The fixed version looks like this:

TimeType t;
int hours=t.hours;
int minutes=t.minutes;
SelectOneTime(&hours, &minutes, "Text")

Now, the function works with regular int's that have the processor's register length(an int is said to always have the host processors length(16 or 32bit)). There is no crash andmore, and the values still are preserved!

So, the next time coding, really be careful with your pointer types. Having an INT16 function return its value into an INT8 is ok if you know that the value will never exceed 255, but pointers are different. So, if you code a program that needs an int pointer next time, better check out its length.....
Ever had INT problems?


Anonymous Anonymous said...

Also depends on the endianess of the CPU architecture you are coding for.

It does pay to be careful though, implicit casts are never good.

4:46 PM  
Blogger Steven Fisher said...

Hmm. That's very odd behaviour indeed. Codewarrior generates an error message for that sequence, for C as well as C++:

EError : illegal implicit conversion from 'unsigned char *' to
'short *'
Starter.c line 184 SelectOneTime(&t.hours, &t.minutes, "Text");

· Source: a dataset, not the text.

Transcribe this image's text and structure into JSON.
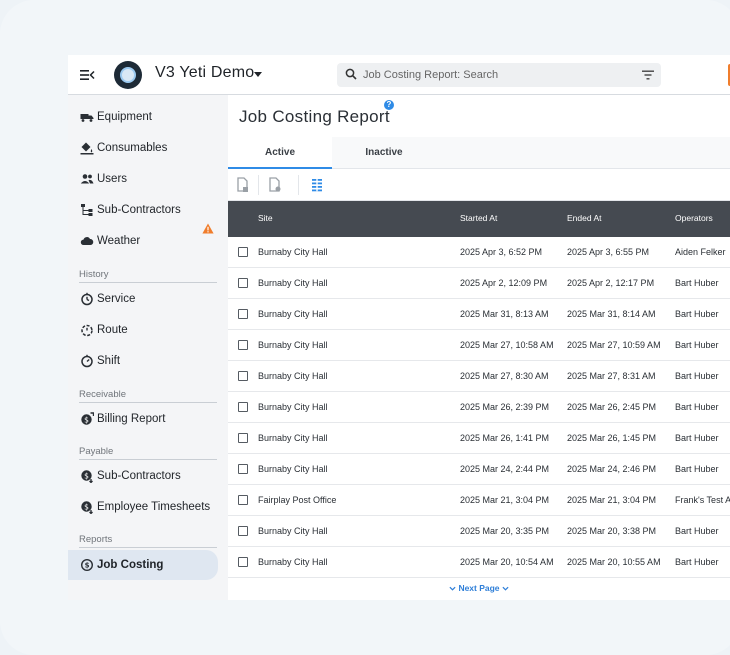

(The C++ error makes a lot less sense, but means the same thing.)

That makes me wonder what else your C compiler is letting you code that should generate an error (or at least a warning).

2:11 AM  
Blogger Tam Hanna said...

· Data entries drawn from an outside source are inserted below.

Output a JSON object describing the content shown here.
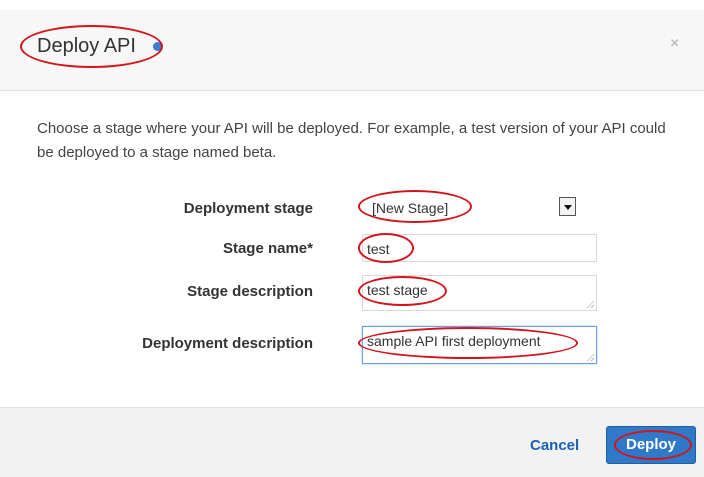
{
  "dialog": {
    "title": "Deploy API",
    "close_glyph": "×",
    "intro": "Choose a stage where your API will be deployed. For example, a test version of your API could be deployed to a stage named beta."
  },
  "form": {
    "stage_label": "Deployment stage",
    "stage_value": "[New Stage]",
    "name_label": "Stage name*",
    "name_value": "test",
    "stage_desc_label": "Stage description",
    "stage_desc_value": "test stage",
    "deploy_desc_label": "Deployment description",
    "deploy_desc_value": "sample API first deployment"
  },
  "footer": {
    "cancel_label": "Cancel",
    "deploy_label": "Deploy"
  },
  "colors": {
    "primary_button": "#2f79c8",
    "link": "#1a5fb4",
    "annotation": "#d2151b"
  }
}
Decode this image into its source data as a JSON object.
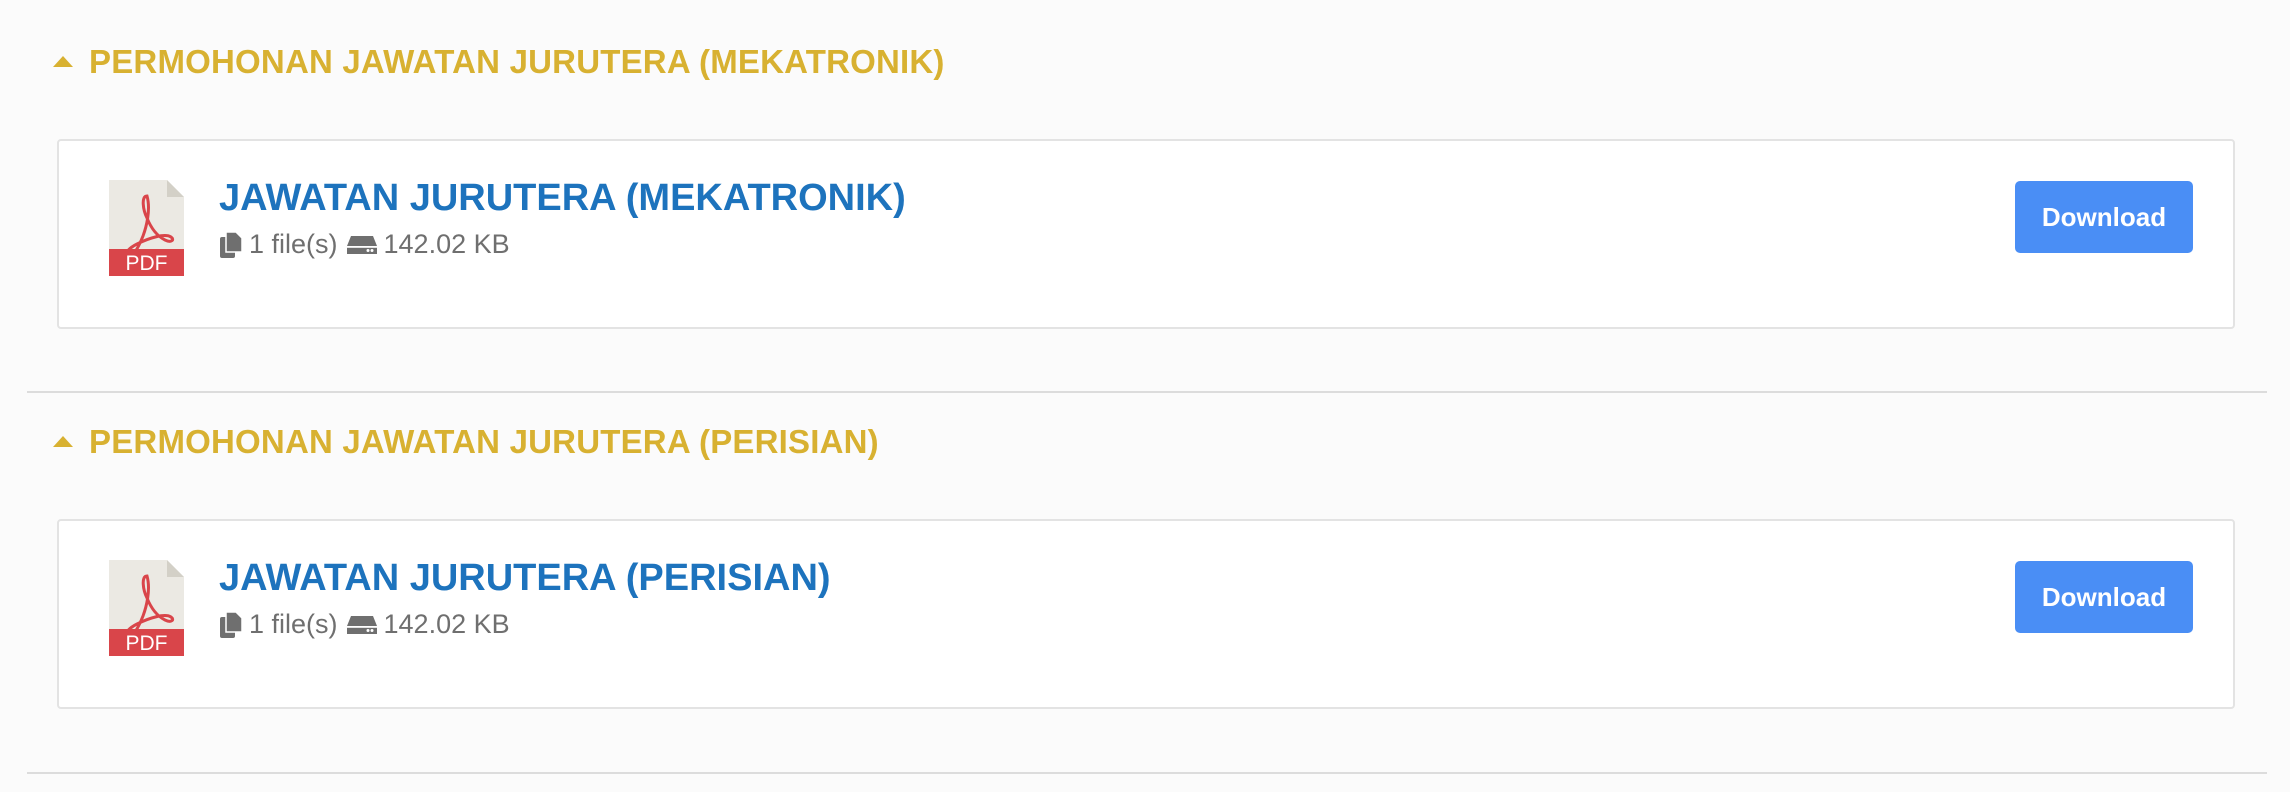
{
  "sections": [
    {
      "title": "PERMOHONAN JAWATAN JURUTERA (MEKATRONIK)",
      "file": {
        "icon_label": "PDF",
        "title": "JAWATAN JURUTERA (MEKATRONIK)",
        "files_count": "1 file(s)",
        "size": "142.02 KB",
        "download_label": "Download"
      }
    },
    {
      "title": "PERMOHONAN JAWATAN JURUTERA (PERISIAN)",
      "file": {
        "icon_label": "PDF",
        "title": "JAWATAN JURUTERA (PERISIAN)",
        "files_count": "1 file(s)",
        "size": "142.02 KB",
        "download_label": "Download"
      }
    }
  ],
  "colors": {
    "section_title": "#d8b131",
    "file_title": "#1d73bd",
    "download_button": "#4a8ef5",
    "pdf_badge": "#d9454a"
  }
}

originally I rasn OnBoardC-which permitted some stuff which was senseless and forbid other stuff which was useful(like setting the UInt32 address of a feature to a char array).
PODS permitted some stuff, and forbade some other. All of this until I created my DetypePtr routine that strips off the type from any pointer...
Best regards
Tam Hanna

1:24 PM  
Blogger Steven Fisher said...

There *is* a standard for how this should be handled, but I'm not wise enough to know what it is. :)

7:50 AM  
Blogger Tam Hanna said...

I am a person who has learned that a standard without practical use is worthless.
Some of my routines cannot be ported because they cannot exist on other OSSes, so why should I take extreme care with pointer types there. If it works in my mind and on the hardware, I am happy! An example to this is the conversion of UInt32 to char*.
Best regards
Tam Hanna

1:24 PM  
Blogger aiya said...

Office 2010
Microsoft Office 2010
Microsoft word
Office 2007
Microsoft Office
Microsoft Office 2007
Office 2007 key
Office 2007 download
Office 2007 Professional
Outlook 2010
Microsoft outlook
Microsoft outlook 2010
Windows 7

8:29 AM  

Post a Comment

<< Home